   Landin was the director of the Wineglass Marathon from 1993 to ’97 before moving to Asia.  “My job with Corning, Inc sent me to Seoul, Tokyo and Shanghai from 1998 to 2001,” Landin said.

   Once Landin got back from Asia he was quickly recruited back to organizing the Wineglass event.  It was Landin who redesigned the course to its “speediest” status.  “We had previously had a course that started at the bottom of a long hill, about 4-miles from where we start today,” he said.

   By changing the course Landin was able to get the finish line moved to downtown Corning which made it relatively flat with a slight downhill net elevation drop making for a super fast qualifying course for those interested in trying to make the Boston Marathon.

   “I expect that with the positive articles from Runner’s World over the past few years we will continue to grow as we are considered by many to be a “best kept secret” in terms of a race in this part of the country,” Landin said.

   Hilo’s own, David Hammes, a professor of Economics at the University of Hawaii – Hilo was in Corning this past October and had rave reviews for the fast course and the many amenities that went with finishing the race.

  “I found the mementos quite unique in that finishers were given a half split bottle of champagne, a nice finisher’s shirt with Wineglass motif and a glass finisher’s medal,” Hammes said.  “If I’m ever in the area again I would definitely do this race a second time.”

   “We usually get one or two marathoners from Hawaii each year,” Landin said.  “Most of our runners come from states where the driving time to Corning is five hours or less.”

   Landin is the type of race director that most runners appreciate having, as he is a runner himself.  Runners make the best race directors as they know what other runners like and appreciate about doing their event.  Landin can even brag about having a sub-par 3 hour marathon time under his belt.

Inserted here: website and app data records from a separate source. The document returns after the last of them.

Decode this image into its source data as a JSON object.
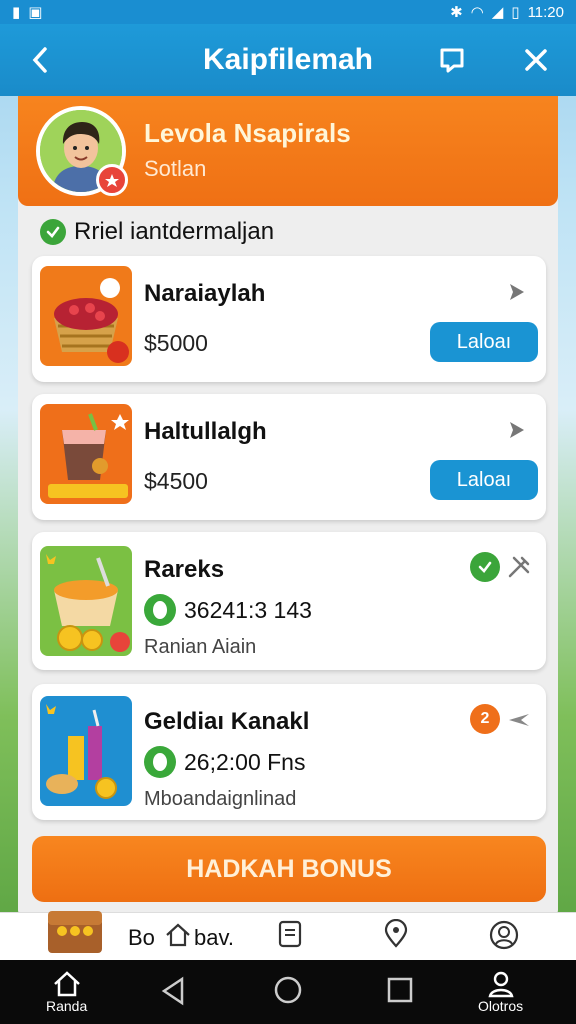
{
  "status_bar": {
    "time": "11:20"
  },
  "app_bar": {
    "title": "Kaipfilemah"
  },
  "profile": {
    "name": "Levola Nsapirals",
    "subtitle": "Sotlan"
  },
  "section": {
    "title": "Rriel iantdermaljan"
  },
  "items": [
    {
      "name": "Naraiaylah",
      "price": "$5000",
      "button": "Laloaı"
    },
    {
      "name": "Haltullalgh",
      "price": "$4500",
      "button": "Laloaı"
    },
    {
      "name": "Rareks",
      "points": "36241:3 143",
      "desc": "Ranian Aiain",
      "status": "check"
    },
    {
      "name": "Geldiaı Kanakl",
      "points": "26;2:00 Fns",
      "desc": "Mboandaignlinad",
      "status": "2"
    }
  ],
  "bonus_button": "HADKAH BONUS",
  "tab_bar": {
    "middle_label": "Bo",
    "middle_label_2": "bav."
  },
  "nav_bar": {
    "home": "Randa",
    "profile": "Olotros"
  },
  "colors": {
    "primary_blue": "#1a8ed1",
    "accent_orange": "#f07a1a",
    "check_green": "#3ba53a",
    "badge_orange": "#ef6f1a"
  }
}
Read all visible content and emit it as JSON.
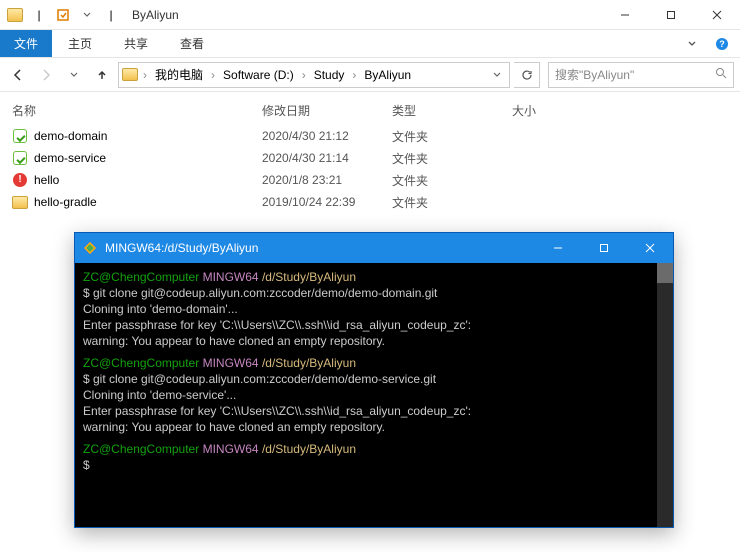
{
  "window": {
    "title": "ByAliyun",
    "qat_separator": "|"
  },
  "ribbon": {
    "file": "文件",
    "tabs": [
      "主页",
      "共享",
      "查看"
    ],
    "expand_icon": "chevron-down"
  },
  "address": {
    "segments": [
      "我的电脑",
      "Software (D:)",
      "Study",
      "ByAliyun"
    ]
  },
  "search": {
    "placeholder": "搜索\"ByAliyun\""
  },
  "columns": {
    "name": "名称",
    "modified": "修改日期",
    "type": "类型",
    "size": "大小"
  },
  "rows": [
    {
      "icon": "green",
      "name": "demo-domain",
      "modified": "2020/4/30 21:12",
      "type": "文件夹",
      "size": ""
    },
    {
      "icon": "green",
      "name": "demo-service",
      "modified": "2020/4/30 21:14",
      "type": "文件夹",
      "size": ""
    },
    {
      "icon": "red",
      "name": "hello",
      "modified": "2020/1/8 23:21",
      "type": "文件夹",
      "size": ""
    },
    {
      "icon": "folder",
      "name": "hello-gradle",
      "modified": "2019/10/24 22:39",
      "type": "文件夹",
      "size": ""
    }
  ],
  "terminal": {
    "title": "MINGW64:/d/Study/ByAliyun",
    "blocks": [
      {
        "prompt_user": "ZC@ChengComputer",
        "prompt_env": "MINGW64",
        "prompt_path": "/d/Study/ByAliyun",
        "lines": [
          "$ git clone git@codeup.aliyun.com:zccoder/demo/demo-domain.git",
          "Cloning into 'demo-domain'...",
          "Enter passphrase for key 'C:\\\\Users\\\\ZC\\\\.ssh\\\\id_rsa_aliyun_codeup_zc':",
          "warning: You appear to have cloned an empty repository."
        ]
      },
      {
        "prompt_user": "ZC@ChengComputer",
        "prompt_env": "MINGW64",
        "prompt_path": "/d/Study/ByAliyun",
        "lines": [
          "$ git clone git@codeup.aliyun.com:zccoder/demo/demo-service.git",
          "Cloning into 'demo-service'...",
          "Enter passphrase for key 'C:\\\\Users\\\\ZC\\\\.ssh\\\\id_rsa_aliyun_codeup_zc':",
          "warning: You appear to have cloned an empty repository."
        ]
      },
      {
        "prompt_user": "ZC@ChengComputer",
        "prompt_env": "MINGW64",
        "prompt_path": "/d/Study/ByAliyun",
        "lines": [
          "$"
        ]
      }
    ]
  }
}
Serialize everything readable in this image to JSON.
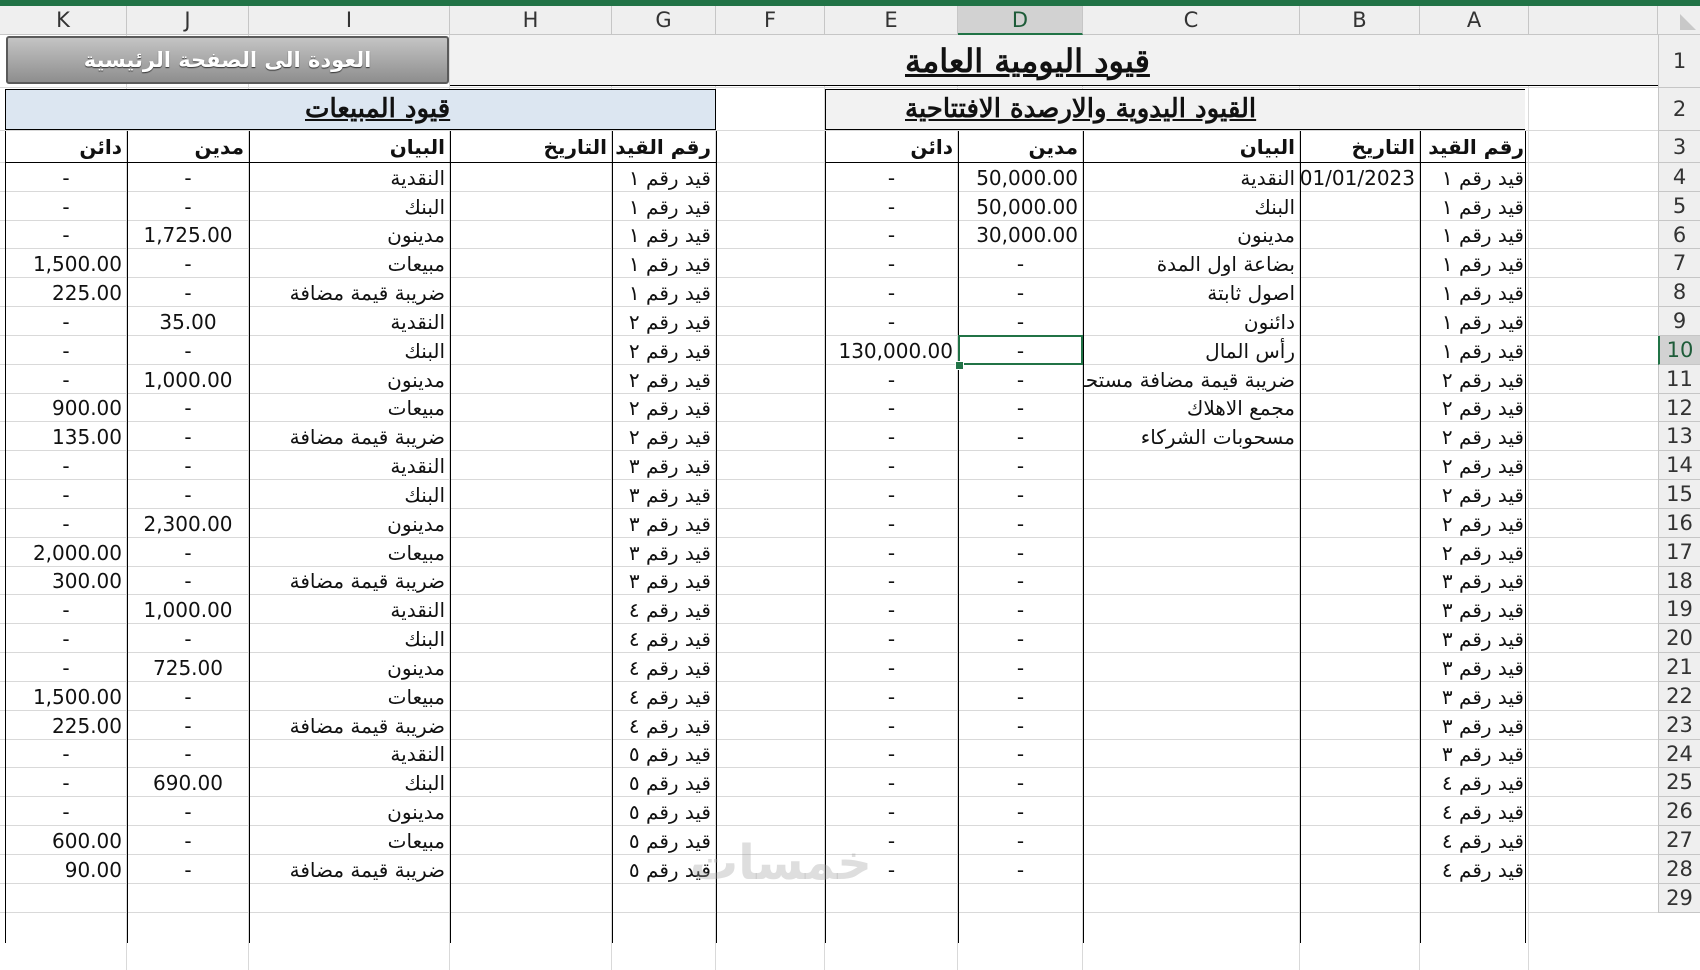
{
  "colors": {
    "accent": "#217346",
    "header_band_left": "#dce6f1",
    "header_band_right": "#f2f2f2"
  },
  "columns": [
    "K",
    "J",
    "I",
    "H",
    "G",
    "F",
    "E",
    "D",
    "C",
    "B",
    "A"
  ],
  "selected_column": "D",
  "rows": [
    "1",
    "2",
    "3",
    "4",
    "5",
    "6",
    "7",
    "8",
    "9",
    "10",
    "11",
    "12",
    "13",
    "14",
    "15",
    "16",
    "17",
    "18",
    "19",
    "20",
    "21",
    "22",
    "23",
    "24",
    "25",
    "26",
    "27",
    "28",
    "29"
  ],
  "selected_row": "10",
  "sheet": {
    "title": "قيود اليومية العامة",
    "back_button": "العودة الى الصفحة الرئيسية",
    "manual_section": {
      "title": "القيود اليدوية والارصدة الافتتاحية",
      "headers": {
        "entry_no": "رقم القيد",
        "date": "التاريخ",
        "description": "البيان",
        "debit": "مدين",
        "credit": "دائن"
      },
      "rows": [
        {
          "entry": "قيد رقم ١",
          "date": "01/01/2023",
          "desc": "النقدية",
          "debit": "50,000.00",
          "credit": "-"
        },
        {
          "entry": "قيد رقم ١",
          "date": "",
          "desc": "البنك",
          "debit": "50,000.00",
          "credit": "-"
        },
        {
          "entry": "قيد رقم ١",
          "date": "",
          "desc": "مدينون",
          "debit": "30,000.00",
          "credit": "-"
        },
        {
          "entry": "قيد رقم ١",
          "date": "",
          "desc": "بضاعة اول المدة",
          "debit": "-",
          "credit": "-"
        },
        {
          "entry": "قيد رقم ١",
          "date": "",
          "desc": "اصول ثابتة",
          "debit": "-",
          "credit": "-"
        },
        {
          "entry": "قيد رقم ١",
          "date": "",
          "desc": "دائنون",
          "debit": "-",
          "credit": "-"
        },
        {
          "entry": "قيد رقم ١",
          "date": "",
          "desc": "رأس المال",
          "debit": "-",
          "credit": "130,000.00"
        },
        {
          "entry": "قيد رقم ٢",
          "date": "",
          "desc": "ضريبة قيمة مضافة مستحقة",
          "debit": "-",
          "credit": "-"
        },
        {
          "entry": "قيد رقم ٢",
          "date": "",
          "desc": "مجمع الاهلاك",
          "debit": "-",
          "credit": "-"
        },
        {
          "entry": "قيد رقم ٢",
          "date": "",
          "desc": "مسحوبات الشركاء",
          "debit": "-",
          "credit": "-"
        },
        {
          "entry": "قيد رقم ٢",
          "date": "",
          "desc": "",
          "debit": "-",
          "credit": "-"
        },
        {
          "entry": "قيد رقم ٢",
          "date": "",
          "desc": "",
          "debit": "-",
          "credit": "-"
        },
        {
          "entry": "قيد رقم ٢",
          "date": "",
          "desc": "",
          "debit": "-",
          "credit": "-"
        },
        {
          "entry": "قيد رقم ٢",
          "date": "",
          "desc": "",
          "debit": "-",
          "credit": "-"
        },
        {
          "entry": "قيد رقم ٣",
          "date": "",
          "desc": "",
          "debit": "-",
          "credit": "-"
        },
        {
          "entry": "قيد رقم ٣",
          "date": "",
          "desc": "",
          "debit": "-",
          "credit": "-"
        },
        {
          "entry": "قيد رقم ٣",
          "date": "",
          "desc": "",
          "debit": "-",
          "credit": "-"
        },
        {
          "entry": "قيد رقم ٣",
          "date": "",
          "desc": "",
          "debit": "-",
          "credit": "-"
        },
        {
          "entry": "قيد رقم ٣",
          "date": "",
          "desc": "",
          "debit": "-",
          "credit": "-"
        },
        {
          "entry": "قيد رقم ٣",
          "date": "",
          "desc": "",
          "debit": "-",
          "credit": "-"
        },
        {
          "entry": "قيد رقم ٣",
          "date": "",
          "desc": "",
          "debit": "-",
          "credit": "-"
        },
        {
          "entry": "قيد رقم ٤",
          "date": "",
          "desc": "",
          "debit": "-",
          "credit": "-"
        },
        {
          "entry": "قيد رقم ٤",
          "date": "",
          "desc": "",
          "debit": "-",
          "credit": "-"
        },
        {
          "entry": "قيد رقم ٤",
          "date": "",
          "desc": "",
          "debit": "-",
          "credit": "-"
        },
        {
          "entry": "قيد رقم ٤",
          "date": "",
          "desc": "",
          "debit": "-",
          "credit": "-"
        }
      ]
    },
    "sales_section": {
      "title": "قيود المبيعات",
      "headers": {
        "entry_no": "رقم القيد",
        "date": "التاريخ",
        "description": "البيان",
        "debit": "مدين",
        "credit": "دائن"
      },
      "rows": [
        {
          "entry": "قيد رقم ١",
          "desc": "النقدية",
          "debit": "-",
          "credit": "-"
        },
        {
          "entry": "قيد رقم ١",
          "desc": "البنك",
          "debit": "-",
          "credit": "-"
        },
        {
          "entry": "قيد رقم ١",
          "desc": "مدينون",
          "debit": "1,725.00",
          "credit": "-"
        },
        {
          "entry": "قيد رقم ١",
          "desc": "مبيعات",
          "debit": "-",
          "credit": "1,500.00"
        },
        {
          "entry": "قيد رقم ١",
          "desc": "ضريبة قيمة مضافة",
          "debit": "-",
          "credit": "225.00"
        },
        {
          "entry": "قيد رقم ٢",
          "desc": "النقدية",
          "debit": "35.00",
          "credit": "-"
        },
        {
          "entry": "قيد رقم ٢",
          "desc": "البنك",
          "debit": "-",
          "credit": "-"
        },
        {
          "entry": "قيد رقم ٢",
          "desc": "مدينون",
          "debit": "1,000.00",
          "credit": "-"
        },
        {
          "entry": "قيد رقم ٢",
          "desc": "مبيعات",
          "debit": "-",
          "credit": "900.00"
        },
        {
          "entry": "قيد رقم ٢",
          "desc": "ضريبة قيمة مضافة",
          "debit": "-",
          "credit": "135.00"
        },
        {
          "entry": "قيد رقم ٣",
          "desc": "النقدية",
          "debit": "-",
          "credit": "-"
        },
        {
          "entry": "قيد رقم ٣",
          "desc": "البنك",
          "debit": "-",
          "credit": "-"
        },
        {
          "entry": "قيد رقم ٣",
          "desc": "مدينون",
          "debit": "2,300.00",
          "credit": "-"
        },
        {
          "entry": "قيد رقم ٣",
          "desc": "مبيعات",
          "debit": "-",
          "credit": "2,000.00"
        },
        {
          "entry": "قيد رقم ٣",
          "desc": "ضريبة قيمة مضافة",
          "debit": "-",
          "credit": "300.00"
        },
        {
          "entry": "قيد رقم ٤",
          "desc": "النقدية",
          "debit": "1,000.00",
          "credit": "-"
        },
        {
          "entry": "قيد رقم ٤",
          "desc": "البنك",
          "debit": "-",
          "credit": "-"
        },
        {
          "entry": "قيد رقم ٤",
          "desc": "مدينون",
          "debit": "725.00",
          "credit": "-"
        },
        {
          "entry": "قيد رقم ٤",
          "desc": "مبيعات",
          "debit": "-",
          "credit": "1,500.00"
        },
        {
          "entry": "قيد رقم ٤",
          "desc": "ضريبة قيمة مضافة",
          "debit": "-",
          "credit": "225.00"
        },
        {
          "entry": "قيد رقم ٥",
          "desc": "النقدية",
          "debit": "-",
          "credit": "-"
        },
        {
          "entry": "قيد رقم ٥",
          "desc": "البنك",
          "debit": "690.00",
          "credit": "-"
        },
        {
          "entry": "قيد رقم ٥",
          "desc": "مدينون",
          "debit": "-",
          "credit": "-"
        },
        {
          "entry": "قيد رقم ٥",
          "desc": "مبيعات",
          "debit": "-",
          "credit": "600.00"
        },
        {
          "entry": "قيد رقم ٥",
          "desc": "ضريبة قيمة مضافة",
          "debit": "-",
          "credit": "90.00"
        }
      ]
    }
  },
  "watermark": "خمسات"
}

   “I’ve been a runner since high school, so I have 35 plus years and an estimated 30,000 plus miles on my legs,” Landin said. 

   If you’re looking to do a fast, well organized 26.2-mile marathon, that is certified and a Boston qualifier, then take a look at making a trip to upstate New York in October.

June 21, 2010 Posted by | Marathon Running | , , , , , , , , , , , , | 1 Comment